PROBLEM STATEMENT:
Filter the records below for the word "Memo". Keep each line that has it.

**** DATA FOR THIS EXERCISE

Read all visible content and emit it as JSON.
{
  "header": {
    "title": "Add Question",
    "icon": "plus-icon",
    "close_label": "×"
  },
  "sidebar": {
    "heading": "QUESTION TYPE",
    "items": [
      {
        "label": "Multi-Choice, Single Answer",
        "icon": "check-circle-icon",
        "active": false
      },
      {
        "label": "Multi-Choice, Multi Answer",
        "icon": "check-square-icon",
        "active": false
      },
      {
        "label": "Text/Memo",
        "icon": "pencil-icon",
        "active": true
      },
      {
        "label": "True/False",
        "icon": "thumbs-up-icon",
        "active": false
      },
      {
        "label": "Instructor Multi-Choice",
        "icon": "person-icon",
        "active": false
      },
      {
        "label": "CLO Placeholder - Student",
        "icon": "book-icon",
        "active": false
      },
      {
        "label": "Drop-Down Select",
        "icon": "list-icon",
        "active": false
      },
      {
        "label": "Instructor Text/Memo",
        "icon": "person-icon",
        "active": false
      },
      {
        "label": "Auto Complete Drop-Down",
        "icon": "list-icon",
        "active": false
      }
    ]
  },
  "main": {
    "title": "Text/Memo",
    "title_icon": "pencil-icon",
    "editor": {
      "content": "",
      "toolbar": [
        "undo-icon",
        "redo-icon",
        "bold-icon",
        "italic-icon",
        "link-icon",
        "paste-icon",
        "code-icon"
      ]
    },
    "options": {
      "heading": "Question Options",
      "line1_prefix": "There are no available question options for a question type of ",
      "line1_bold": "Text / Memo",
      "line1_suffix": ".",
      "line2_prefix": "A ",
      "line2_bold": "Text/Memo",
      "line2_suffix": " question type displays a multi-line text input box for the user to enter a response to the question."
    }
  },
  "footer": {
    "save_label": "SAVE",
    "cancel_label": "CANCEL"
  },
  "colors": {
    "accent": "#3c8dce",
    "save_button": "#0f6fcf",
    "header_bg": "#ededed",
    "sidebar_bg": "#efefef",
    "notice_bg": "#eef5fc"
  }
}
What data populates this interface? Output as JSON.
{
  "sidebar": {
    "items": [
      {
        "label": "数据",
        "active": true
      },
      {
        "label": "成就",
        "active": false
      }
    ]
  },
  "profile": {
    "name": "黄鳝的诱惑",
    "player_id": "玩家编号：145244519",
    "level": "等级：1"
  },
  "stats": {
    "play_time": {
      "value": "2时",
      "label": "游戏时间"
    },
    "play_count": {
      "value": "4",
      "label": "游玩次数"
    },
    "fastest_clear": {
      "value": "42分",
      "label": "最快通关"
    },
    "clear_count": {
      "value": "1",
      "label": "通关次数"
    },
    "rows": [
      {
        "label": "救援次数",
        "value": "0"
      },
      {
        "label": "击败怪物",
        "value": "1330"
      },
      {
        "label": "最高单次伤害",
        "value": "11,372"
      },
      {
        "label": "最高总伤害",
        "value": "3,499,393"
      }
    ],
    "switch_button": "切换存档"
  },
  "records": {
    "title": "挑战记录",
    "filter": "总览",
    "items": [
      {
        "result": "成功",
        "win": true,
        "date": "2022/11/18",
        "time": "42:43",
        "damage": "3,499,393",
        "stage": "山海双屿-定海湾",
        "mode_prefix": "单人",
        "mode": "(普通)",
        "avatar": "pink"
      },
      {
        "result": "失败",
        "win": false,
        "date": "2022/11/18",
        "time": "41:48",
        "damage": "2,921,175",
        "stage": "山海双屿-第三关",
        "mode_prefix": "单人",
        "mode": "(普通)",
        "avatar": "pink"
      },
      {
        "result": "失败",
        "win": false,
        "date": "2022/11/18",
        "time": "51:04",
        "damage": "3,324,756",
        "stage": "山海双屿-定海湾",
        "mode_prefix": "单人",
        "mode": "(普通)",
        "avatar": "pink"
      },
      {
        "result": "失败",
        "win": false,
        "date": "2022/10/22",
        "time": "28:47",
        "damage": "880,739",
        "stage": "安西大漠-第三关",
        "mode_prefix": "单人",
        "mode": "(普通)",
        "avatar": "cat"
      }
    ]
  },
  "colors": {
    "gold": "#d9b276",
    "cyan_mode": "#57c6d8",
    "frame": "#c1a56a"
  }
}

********

TASK SOLUTION:
        "label": "Text/Memo",
        "label": "Instructor Text/Memo",
    "title": "Text/Memo",
      "line1_bold": "Text / Memo",
      "line2_bold": "Text/Memo",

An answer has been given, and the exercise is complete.